Defibrillators (AEDs) in all high schools

It's official

Within the next few months, all public high schools in the province will be equipped with an automated external defibrillator, and students in their third year of secondary school will receive training in its use.


Already, more than 570 public high schools in Quebec (including senior high schools, junior high schools and vocational schools, for example) are able to train their students in cardiopulmonary resuscitation (CPR).


Soon, all students and staff will be able to use the AEDs that will be installed.


As a result, the 400 or so public schools in Quebec offering the second regular cycle now have the necessary resources - instructors and equipment - to train their secondary three students in CPR.


Over two thousand (2000) teachers are already qualified as instructors to train students. This means that around sixty-eight thousand (68,000) young people are trained each year.


Training in cardiopulmonary resuscitation (CPR) has been compulsory for high school students for the past two (2) years.


Soon, all these young people will have access to an AED and will be able to use it without delay.


It takes no more than four hours to provide the entire resuscitation training course.


At the press conference on Friday, November 22, 2019, Dr. Paul Poirier bluntly explained to students in attendance that in the event of cardiac arrest, this device plays a decisive role.


"The patient is dead. The worst thing you can do is resuscitate him. That's 10% death per minute. At 10 minutes, he's 100% dead. Either he's dead for a little while, and you resuscitate him, or he's going to die forever. It's that simple," said the cardiologist at the Institut universitaire de cardiologie et de pneumologie de Québec.


Eighty percent (90%) of cardiac arrests occur in the presence of loved ones, who, not knowing how to intervene, can only dial 9-1-1 and wait anxiously for the paramedics to arrive.


"When everyone knows what to do in an emergency, more lives are saved.
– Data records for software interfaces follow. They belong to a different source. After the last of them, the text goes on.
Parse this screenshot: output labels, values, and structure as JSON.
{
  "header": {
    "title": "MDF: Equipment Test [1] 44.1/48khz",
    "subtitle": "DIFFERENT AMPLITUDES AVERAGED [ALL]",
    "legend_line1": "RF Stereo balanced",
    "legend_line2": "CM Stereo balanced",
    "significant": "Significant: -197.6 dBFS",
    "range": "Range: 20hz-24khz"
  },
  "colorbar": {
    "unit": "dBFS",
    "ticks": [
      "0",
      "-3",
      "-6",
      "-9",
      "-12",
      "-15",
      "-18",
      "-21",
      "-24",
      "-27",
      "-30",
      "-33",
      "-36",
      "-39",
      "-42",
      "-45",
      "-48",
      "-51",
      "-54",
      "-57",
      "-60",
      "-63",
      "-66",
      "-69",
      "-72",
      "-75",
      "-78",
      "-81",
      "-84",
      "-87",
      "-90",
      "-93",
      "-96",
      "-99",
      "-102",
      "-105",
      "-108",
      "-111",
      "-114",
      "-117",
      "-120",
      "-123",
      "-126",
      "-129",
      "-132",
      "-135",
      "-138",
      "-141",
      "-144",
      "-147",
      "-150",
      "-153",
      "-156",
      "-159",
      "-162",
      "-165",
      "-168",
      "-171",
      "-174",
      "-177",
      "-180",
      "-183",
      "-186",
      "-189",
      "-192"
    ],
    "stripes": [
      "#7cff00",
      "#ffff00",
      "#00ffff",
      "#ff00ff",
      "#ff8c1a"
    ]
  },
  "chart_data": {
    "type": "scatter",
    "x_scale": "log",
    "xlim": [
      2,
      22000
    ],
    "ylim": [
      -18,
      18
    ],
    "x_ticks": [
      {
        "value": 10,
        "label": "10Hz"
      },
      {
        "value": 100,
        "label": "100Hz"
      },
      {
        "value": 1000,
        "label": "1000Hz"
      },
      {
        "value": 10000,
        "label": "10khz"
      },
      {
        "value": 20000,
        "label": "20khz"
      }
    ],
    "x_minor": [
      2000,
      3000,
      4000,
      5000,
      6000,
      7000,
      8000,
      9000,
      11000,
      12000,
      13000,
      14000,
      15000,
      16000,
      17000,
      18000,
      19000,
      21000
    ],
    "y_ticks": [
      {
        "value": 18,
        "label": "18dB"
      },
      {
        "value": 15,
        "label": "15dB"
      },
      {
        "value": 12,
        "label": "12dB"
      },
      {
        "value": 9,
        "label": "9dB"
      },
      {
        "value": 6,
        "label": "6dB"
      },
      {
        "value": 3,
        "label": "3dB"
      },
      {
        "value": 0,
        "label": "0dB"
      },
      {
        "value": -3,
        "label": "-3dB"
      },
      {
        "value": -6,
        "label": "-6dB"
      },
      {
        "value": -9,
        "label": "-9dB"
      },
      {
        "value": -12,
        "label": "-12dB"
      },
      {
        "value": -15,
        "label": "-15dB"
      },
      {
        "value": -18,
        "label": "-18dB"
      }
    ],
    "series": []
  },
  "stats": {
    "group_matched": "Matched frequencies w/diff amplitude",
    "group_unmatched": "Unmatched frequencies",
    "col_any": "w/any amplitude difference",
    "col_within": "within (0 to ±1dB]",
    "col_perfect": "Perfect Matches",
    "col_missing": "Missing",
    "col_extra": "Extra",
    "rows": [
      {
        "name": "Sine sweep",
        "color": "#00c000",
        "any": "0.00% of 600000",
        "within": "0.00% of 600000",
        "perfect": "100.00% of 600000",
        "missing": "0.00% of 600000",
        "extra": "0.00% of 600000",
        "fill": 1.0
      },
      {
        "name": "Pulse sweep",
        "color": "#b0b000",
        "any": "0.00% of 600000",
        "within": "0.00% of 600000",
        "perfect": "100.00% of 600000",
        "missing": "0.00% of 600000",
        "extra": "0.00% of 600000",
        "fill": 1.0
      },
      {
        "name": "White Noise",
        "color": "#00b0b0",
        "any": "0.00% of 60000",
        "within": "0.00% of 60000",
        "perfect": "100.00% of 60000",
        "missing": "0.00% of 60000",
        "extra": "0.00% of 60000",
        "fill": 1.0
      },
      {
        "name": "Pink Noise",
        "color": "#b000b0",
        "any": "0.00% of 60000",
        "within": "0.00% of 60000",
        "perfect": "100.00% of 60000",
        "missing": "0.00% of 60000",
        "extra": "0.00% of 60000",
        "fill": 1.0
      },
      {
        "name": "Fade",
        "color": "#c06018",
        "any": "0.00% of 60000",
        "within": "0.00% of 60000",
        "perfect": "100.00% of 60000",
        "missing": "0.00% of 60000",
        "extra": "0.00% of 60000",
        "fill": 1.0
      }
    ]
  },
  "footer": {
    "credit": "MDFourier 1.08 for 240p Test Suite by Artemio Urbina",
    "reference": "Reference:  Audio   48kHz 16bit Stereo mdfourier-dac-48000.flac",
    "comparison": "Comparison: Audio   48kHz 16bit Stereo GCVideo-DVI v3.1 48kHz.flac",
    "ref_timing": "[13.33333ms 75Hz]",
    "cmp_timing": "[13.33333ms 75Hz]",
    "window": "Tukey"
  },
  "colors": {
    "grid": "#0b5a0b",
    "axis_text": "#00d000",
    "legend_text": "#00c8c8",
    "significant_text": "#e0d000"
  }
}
When people are given the power and skills to save lives, they step in. It's proven that when you don't know what to do, you don't move."

Carole Nadeau, ACT Foundation


A victim suffering cardiopulmonary arrest has up to a seventy-five percent (75%) chance of survival within the first three minutes of intervention with the use of an AED.


If we don't intervene, or intervene much less early, it's 10% of deaths per minute. So, do the math: if someone goes into cardiac arrest, after ten minutes, statistically, you're 100% dead.


So the figures say.


The main reasons for requiring all high schools to have an AED are obvious.


Let's not forget that these establishments often serve as community centers in the regions.


It's mainly people playing cosom field hockey and badminton who are more likely to suffer a heart attack in these schools.


This is all the more beneficial for the young and the elderly in the vicinity.


More than just defibrillation, the high school CPR program helps educate the population about health in general.


Within a generation, all public school children will have been trained in CPR at least once.


Cardiologist Dr. Paul Poirier, who campaigned for the purchase of the equipment, says he's now just waiting for a signal from Quebec City to equip elementary school.


It's because defibrillators are easy to use and effective that the doctor hopes it will be the turn of elementary school to be equipped with them.



Sources :

La Presse canadienne, Published November 22, 2019, Hundreds of schools to be equipped with automated external defibrillators

MARIE-EVE MORASSE, LA PRESSE, Published November 23, 2019 at 0:00 am, A defibrillator in every Quebec high school


Académie Saint-Bernard